## WHAT YOU SHOULD DO:
Where in the data does the word "разработка" appear? Find those lines and copy them.

## MATERIAL PROVIDED:
______
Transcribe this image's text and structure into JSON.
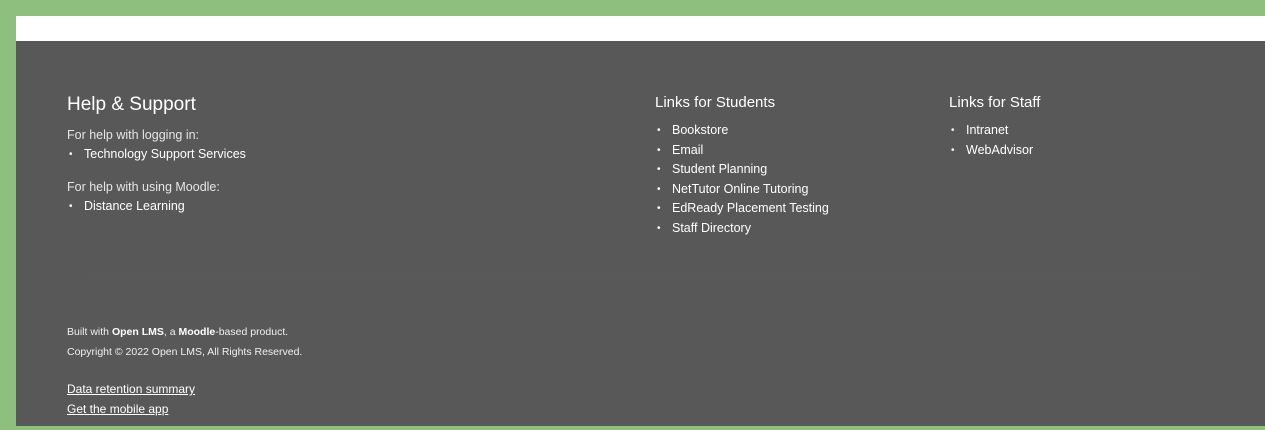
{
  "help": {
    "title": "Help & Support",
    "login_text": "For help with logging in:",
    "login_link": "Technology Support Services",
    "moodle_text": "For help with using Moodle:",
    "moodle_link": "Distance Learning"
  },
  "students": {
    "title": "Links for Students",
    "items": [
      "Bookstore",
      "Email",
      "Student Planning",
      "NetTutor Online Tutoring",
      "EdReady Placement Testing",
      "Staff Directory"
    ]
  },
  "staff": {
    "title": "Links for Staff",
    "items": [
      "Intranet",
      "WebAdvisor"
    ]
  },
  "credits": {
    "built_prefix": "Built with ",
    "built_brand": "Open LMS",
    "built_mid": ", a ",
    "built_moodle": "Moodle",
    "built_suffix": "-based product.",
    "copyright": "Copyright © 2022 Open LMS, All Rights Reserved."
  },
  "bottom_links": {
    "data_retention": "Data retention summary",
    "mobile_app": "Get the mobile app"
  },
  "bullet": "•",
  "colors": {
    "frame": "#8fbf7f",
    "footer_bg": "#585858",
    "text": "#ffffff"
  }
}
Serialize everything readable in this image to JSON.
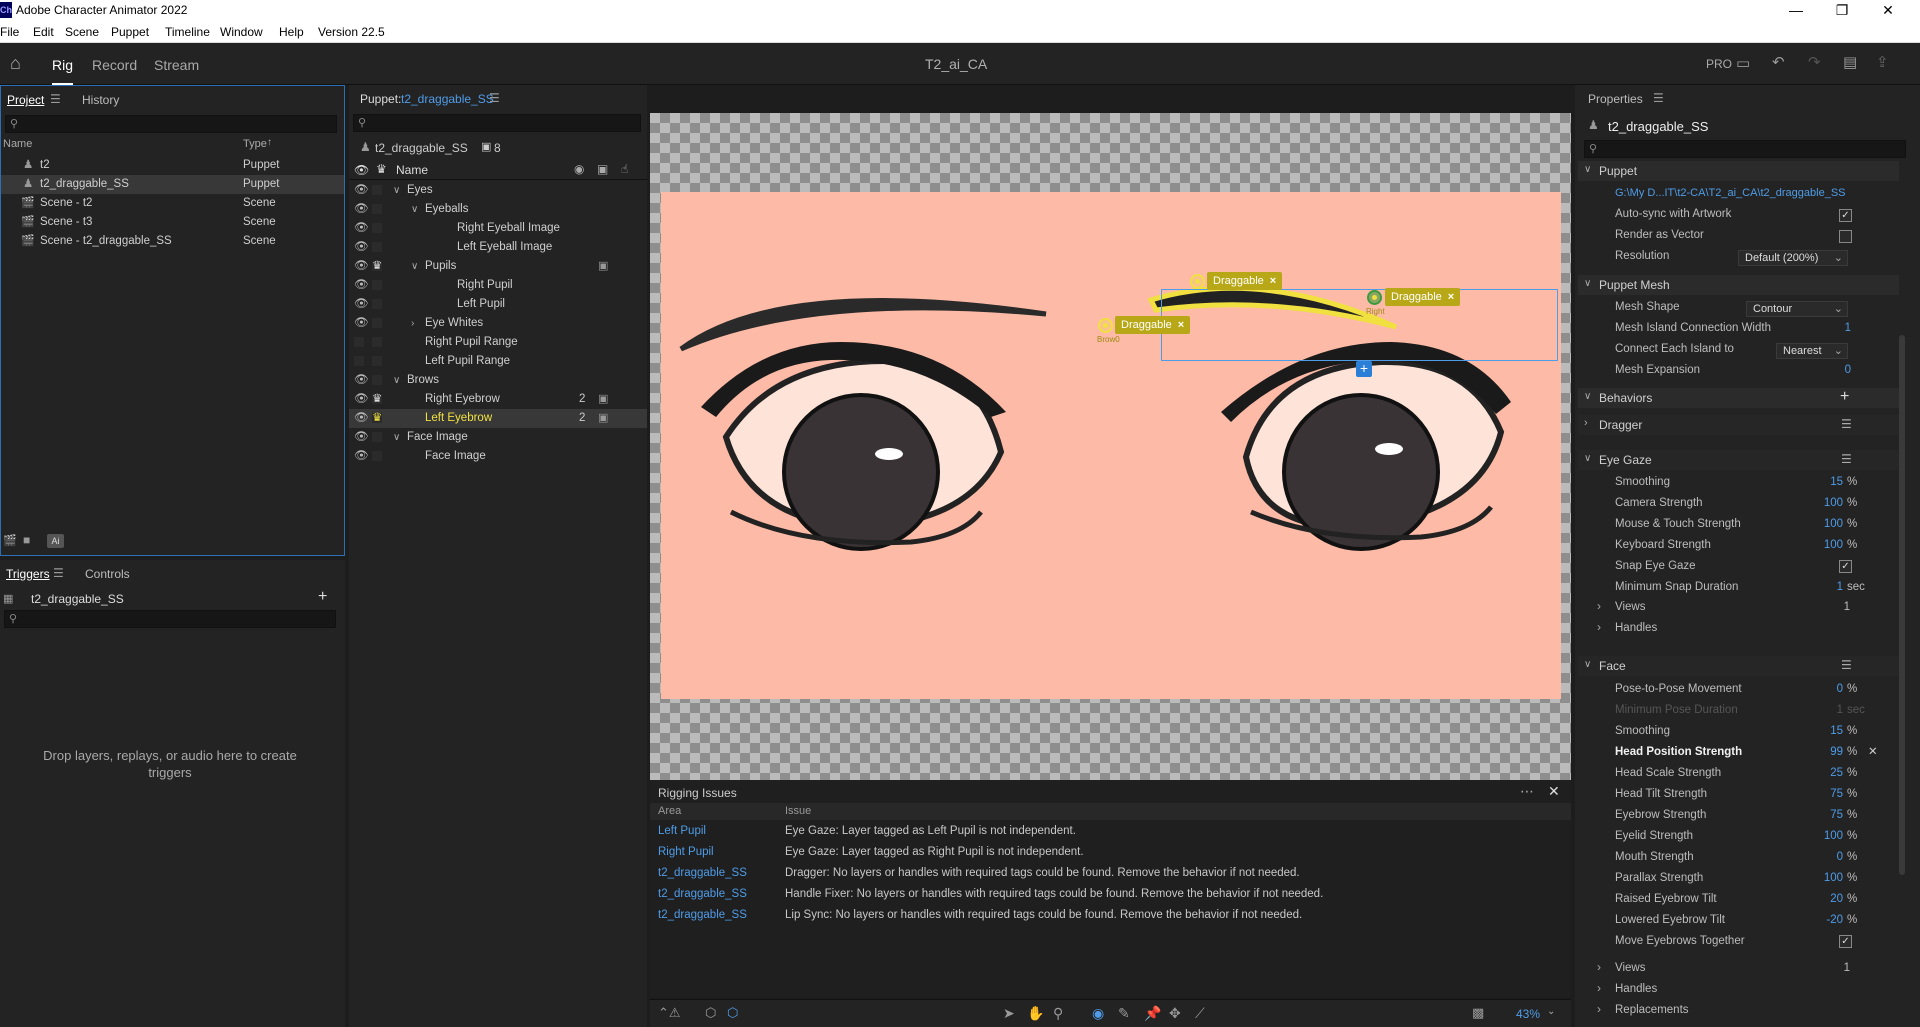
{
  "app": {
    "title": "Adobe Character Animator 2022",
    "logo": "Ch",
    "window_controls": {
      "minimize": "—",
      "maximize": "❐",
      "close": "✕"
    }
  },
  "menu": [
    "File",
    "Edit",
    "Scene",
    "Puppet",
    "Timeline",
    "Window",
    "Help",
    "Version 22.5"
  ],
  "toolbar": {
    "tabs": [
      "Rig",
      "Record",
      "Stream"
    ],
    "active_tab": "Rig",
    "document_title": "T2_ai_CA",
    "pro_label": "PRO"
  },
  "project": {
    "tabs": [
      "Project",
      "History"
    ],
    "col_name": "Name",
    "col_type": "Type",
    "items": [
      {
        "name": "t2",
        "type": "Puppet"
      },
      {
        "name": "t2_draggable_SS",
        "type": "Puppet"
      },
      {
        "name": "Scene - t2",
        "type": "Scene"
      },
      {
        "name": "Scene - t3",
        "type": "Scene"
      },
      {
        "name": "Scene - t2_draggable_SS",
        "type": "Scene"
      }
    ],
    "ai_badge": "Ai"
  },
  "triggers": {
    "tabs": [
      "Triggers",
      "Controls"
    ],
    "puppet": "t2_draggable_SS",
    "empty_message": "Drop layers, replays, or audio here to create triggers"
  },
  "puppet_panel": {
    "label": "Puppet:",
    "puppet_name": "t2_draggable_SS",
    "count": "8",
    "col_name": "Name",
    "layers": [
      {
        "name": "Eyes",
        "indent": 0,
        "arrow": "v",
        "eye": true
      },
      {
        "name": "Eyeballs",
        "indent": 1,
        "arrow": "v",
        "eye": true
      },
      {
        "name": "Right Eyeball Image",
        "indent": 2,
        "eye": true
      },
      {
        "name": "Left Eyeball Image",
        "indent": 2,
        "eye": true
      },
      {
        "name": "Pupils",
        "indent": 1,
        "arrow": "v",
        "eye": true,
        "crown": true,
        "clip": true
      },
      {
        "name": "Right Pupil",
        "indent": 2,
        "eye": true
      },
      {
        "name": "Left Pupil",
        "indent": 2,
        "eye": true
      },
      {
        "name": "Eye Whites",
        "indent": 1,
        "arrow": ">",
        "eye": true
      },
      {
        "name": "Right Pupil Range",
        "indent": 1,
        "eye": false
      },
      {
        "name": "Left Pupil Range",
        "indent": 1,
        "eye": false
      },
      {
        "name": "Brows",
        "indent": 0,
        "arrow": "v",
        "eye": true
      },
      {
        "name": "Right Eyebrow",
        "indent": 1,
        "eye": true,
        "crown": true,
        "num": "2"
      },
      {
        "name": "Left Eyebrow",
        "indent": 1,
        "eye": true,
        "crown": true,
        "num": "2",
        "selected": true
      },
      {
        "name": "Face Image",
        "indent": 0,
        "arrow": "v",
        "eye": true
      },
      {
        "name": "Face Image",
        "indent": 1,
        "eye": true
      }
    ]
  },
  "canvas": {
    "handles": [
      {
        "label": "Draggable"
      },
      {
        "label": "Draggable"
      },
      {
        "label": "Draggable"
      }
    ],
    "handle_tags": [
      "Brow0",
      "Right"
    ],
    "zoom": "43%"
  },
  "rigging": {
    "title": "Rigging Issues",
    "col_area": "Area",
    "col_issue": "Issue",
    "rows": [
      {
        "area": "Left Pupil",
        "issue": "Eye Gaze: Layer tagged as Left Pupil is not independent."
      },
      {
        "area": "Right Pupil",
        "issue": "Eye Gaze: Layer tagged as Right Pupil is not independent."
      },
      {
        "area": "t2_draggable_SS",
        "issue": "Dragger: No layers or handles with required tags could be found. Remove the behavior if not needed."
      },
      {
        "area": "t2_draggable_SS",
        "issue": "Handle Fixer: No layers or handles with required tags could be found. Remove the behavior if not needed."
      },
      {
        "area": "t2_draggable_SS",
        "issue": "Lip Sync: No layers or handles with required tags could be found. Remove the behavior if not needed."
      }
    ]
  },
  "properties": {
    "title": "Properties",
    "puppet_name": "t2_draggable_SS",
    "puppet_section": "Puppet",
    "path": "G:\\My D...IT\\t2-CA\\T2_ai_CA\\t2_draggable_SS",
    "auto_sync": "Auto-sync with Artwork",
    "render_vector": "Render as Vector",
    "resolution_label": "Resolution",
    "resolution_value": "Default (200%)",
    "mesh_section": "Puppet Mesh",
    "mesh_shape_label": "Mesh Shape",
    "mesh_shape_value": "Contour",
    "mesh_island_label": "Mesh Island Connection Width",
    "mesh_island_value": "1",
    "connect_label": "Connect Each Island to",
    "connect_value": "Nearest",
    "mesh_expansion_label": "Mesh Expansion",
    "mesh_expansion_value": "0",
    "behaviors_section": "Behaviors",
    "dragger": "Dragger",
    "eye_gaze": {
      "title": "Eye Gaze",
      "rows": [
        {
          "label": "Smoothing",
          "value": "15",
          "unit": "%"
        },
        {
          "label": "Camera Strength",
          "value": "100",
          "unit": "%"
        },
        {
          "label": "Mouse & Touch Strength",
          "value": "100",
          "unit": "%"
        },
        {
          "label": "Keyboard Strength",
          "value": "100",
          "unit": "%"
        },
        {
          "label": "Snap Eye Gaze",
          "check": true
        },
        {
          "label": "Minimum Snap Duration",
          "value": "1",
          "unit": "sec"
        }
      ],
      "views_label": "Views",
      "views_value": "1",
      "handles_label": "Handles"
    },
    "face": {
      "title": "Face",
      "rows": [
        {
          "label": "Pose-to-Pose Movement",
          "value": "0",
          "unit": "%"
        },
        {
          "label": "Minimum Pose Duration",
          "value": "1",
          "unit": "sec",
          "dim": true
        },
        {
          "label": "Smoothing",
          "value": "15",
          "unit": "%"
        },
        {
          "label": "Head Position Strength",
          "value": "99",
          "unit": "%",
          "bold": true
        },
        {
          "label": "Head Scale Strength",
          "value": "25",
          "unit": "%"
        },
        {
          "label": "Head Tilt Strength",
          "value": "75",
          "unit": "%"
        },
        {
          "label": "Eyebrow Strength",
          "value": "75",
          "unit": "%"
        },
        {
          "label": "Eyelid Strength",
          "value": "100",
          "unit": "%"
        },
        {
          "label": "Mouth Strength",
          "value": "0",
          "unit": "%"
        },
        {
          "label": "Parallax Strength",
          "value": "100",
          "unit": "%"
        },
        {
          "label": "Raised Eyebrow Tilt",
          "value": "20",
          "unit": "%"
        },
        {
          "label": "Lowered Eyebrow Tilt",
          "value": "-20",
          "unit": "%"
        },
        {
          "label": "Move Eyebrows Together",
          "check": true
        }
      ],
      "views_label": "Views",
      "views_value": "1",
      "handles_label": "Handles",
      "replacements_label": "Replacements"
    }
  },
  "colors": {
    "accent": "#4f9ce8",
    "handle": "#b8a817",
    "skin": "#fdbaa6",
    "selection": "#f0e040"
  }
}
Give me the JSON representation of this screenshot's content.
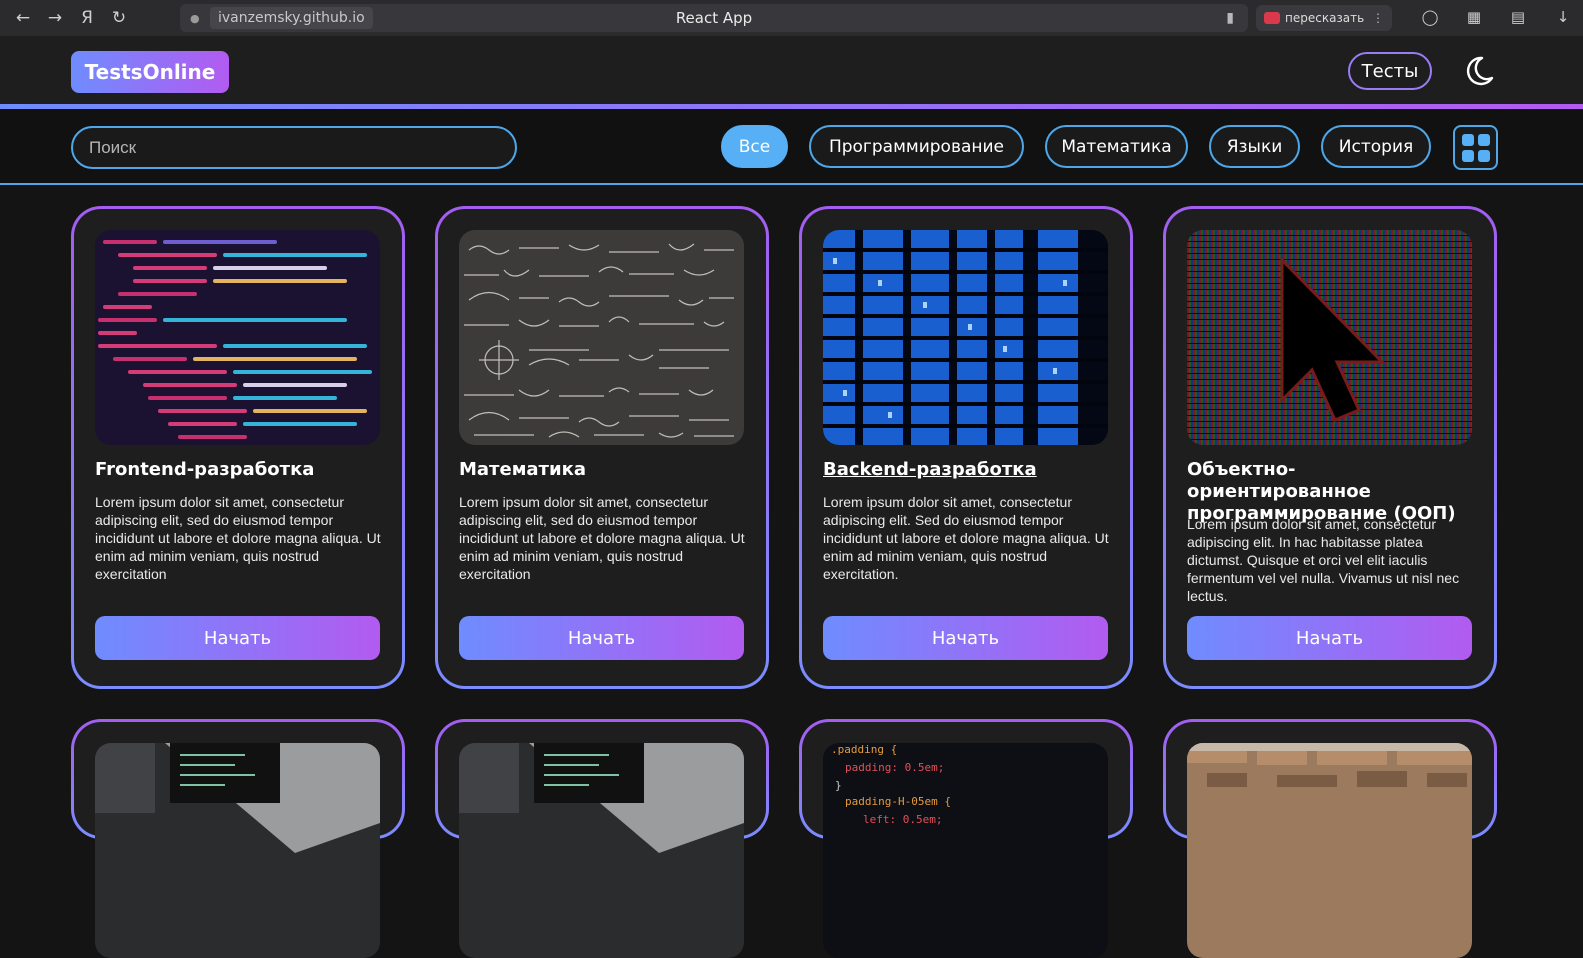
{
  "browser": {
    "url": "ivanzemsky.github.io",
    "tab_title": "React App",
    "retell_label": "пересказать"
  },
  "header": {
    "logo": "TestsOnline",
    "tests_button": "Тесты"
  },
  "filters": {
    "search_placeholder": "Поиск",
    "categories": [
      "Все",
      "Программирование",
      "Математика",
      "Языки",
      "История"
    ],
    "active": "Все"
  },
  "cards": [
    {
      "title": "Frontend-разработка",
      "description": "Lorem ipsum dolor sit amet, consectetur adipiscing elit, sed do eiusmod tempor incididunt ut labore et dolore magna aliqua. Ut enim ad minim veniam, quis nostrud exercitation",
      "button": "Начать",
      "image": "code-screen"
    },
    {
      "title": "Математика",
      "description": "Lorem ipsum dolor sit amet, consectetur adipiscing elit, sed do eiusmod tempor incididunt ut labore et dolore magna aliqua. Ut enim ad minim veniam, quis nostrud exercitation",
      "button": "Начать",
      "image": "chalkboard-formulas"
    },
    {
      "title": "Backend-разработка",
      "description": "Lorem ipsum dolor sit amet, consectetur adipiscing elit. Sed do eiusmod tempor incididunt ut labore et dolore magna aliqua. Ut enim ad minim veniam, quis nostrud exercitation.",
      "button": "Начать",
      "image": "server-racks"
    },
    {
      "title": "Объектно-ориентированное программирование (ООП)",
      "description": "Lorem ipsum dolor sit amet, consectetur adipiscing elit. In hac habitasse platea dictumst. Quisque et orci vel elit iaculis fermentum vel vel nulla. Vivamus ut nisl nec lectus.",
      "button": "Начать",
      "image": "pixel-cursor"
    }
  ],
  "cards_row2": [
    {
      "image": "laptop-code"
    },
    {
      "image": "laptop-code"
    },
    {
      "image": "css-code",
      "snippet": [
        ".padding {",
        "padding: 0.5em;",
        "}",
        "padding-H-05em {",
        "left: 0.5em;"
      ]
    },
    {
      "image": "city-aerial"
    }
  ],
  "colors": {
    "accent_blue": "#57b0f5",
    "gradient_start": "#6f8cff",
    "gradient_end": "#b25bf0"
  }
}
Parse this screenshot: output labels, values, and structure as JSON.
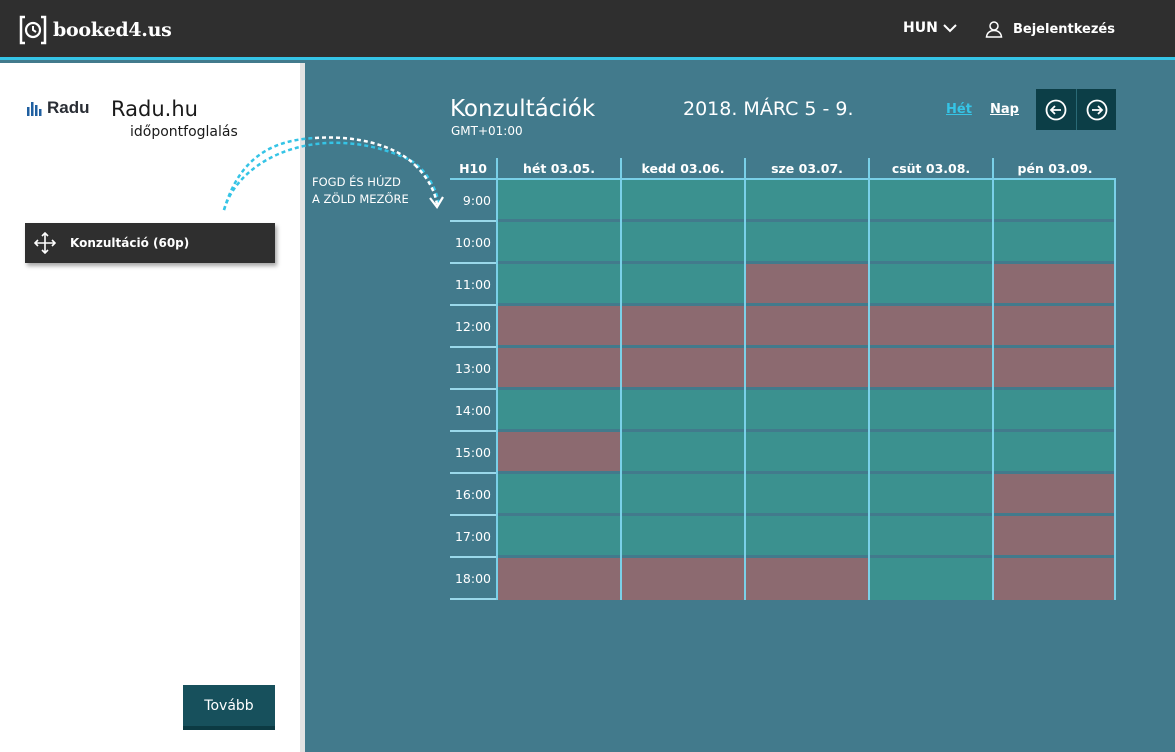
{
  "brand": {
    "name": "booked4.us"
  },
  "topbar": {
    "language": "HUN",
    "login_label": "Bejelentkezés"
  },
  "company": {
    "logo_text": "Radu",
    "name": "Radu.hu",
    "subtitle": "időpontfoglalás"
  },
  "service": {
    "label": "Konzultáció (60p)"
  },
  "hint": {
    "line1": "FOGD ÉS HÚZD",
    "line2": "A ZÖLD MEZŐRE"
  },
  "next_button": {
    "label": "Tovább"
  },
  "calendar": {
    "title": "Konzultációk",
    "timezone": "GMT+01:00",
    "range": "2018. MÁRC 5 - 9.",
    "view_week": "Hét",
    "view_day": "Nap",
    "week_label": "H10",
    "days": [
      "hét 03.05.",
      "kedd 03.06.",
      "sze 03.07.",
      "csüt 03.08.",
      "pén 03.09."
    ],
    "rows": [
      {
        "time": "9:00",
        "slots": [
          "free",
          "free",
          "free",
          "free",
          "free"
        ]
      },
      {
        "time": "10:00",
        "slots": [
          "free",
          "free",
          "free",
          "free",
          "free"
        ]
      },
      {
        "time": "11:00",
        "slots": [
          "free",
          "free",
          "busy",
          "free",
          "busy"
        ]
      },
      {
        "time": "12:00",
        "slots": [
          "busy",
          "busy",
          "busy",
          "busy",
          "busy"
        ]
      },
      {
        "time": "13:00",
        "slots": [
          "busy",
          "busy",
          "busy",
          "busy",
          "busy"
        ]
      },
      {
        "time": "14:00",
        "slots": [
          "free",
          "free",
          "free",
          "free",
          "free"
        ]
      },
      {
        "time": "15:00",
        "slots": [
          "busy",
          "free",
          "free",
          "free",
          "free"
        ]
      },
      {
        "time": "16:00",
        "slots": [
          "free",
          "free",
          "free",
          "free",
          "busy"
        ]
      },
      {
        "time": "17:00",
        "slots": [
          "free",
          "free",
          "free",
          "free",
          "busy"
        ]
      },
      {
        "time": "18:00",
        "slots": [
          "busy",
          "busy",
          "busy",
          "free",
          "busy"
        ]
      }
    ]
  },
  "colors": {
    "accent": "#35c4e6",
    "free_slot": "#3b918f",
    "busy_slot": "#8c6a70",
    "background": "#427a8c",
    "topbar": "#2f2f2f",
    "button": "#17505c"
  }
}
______
## ANSWER TO THIS PROBLEM:
      "title": "Frontend-разработка",
      "title": "Backend-разработка",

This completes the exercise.